By 1526, religious changes in Basel had led to a reduced market for art, driving Holbein to seek work in London. With him he carried an introduction from Erasmus to More, who gave the artist his first English commissions. Apart from a return to Basel between 1528 and 1532, Holbein spent the rest of his life in England. By 1536, he had been appointed to the prestigious post of King’s Painter to Henry VIII.

Holbein’s paintings and their preparatory drawings reveal much about his working methods. Holbein made chalk drawings of his sitters from life, usually working these up into finished oil paintings. The portraits of Henry Guildford and William Reskimer and their preparatory drawings allow us to follow Holbein’s ideas as he moved from one to the other.

An important group of Holbein’s drawings and paintings survives in the Royal Collection. The drawings were owned by Henry VIII’s son Edward VI, an indication of the early value set upon the artist’s deft and sensitive portrayal of his sitters.

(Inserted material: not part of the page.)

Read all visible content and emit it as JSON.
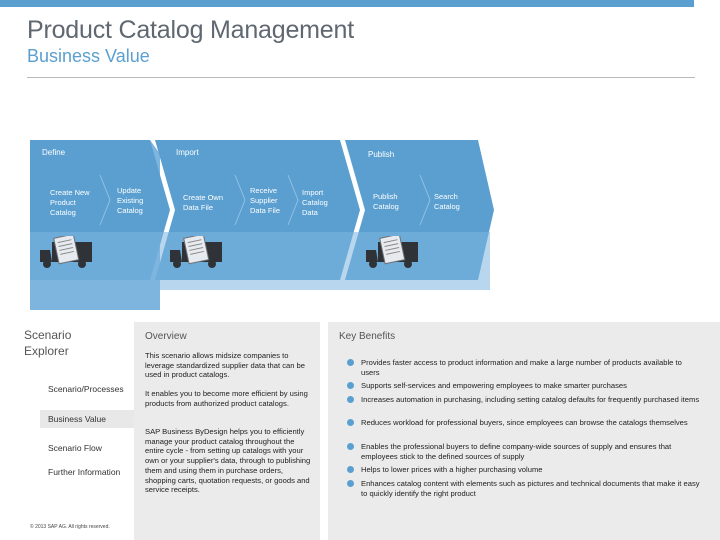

The income from your ticket contributes directly to The Royal Collection Trust, a registered charity. The aims of The Royal Collection Trust are the care and conservation of the Royal Collection, and the promotion of access and enjoyment through exhibitions, publications, loans and educational activities.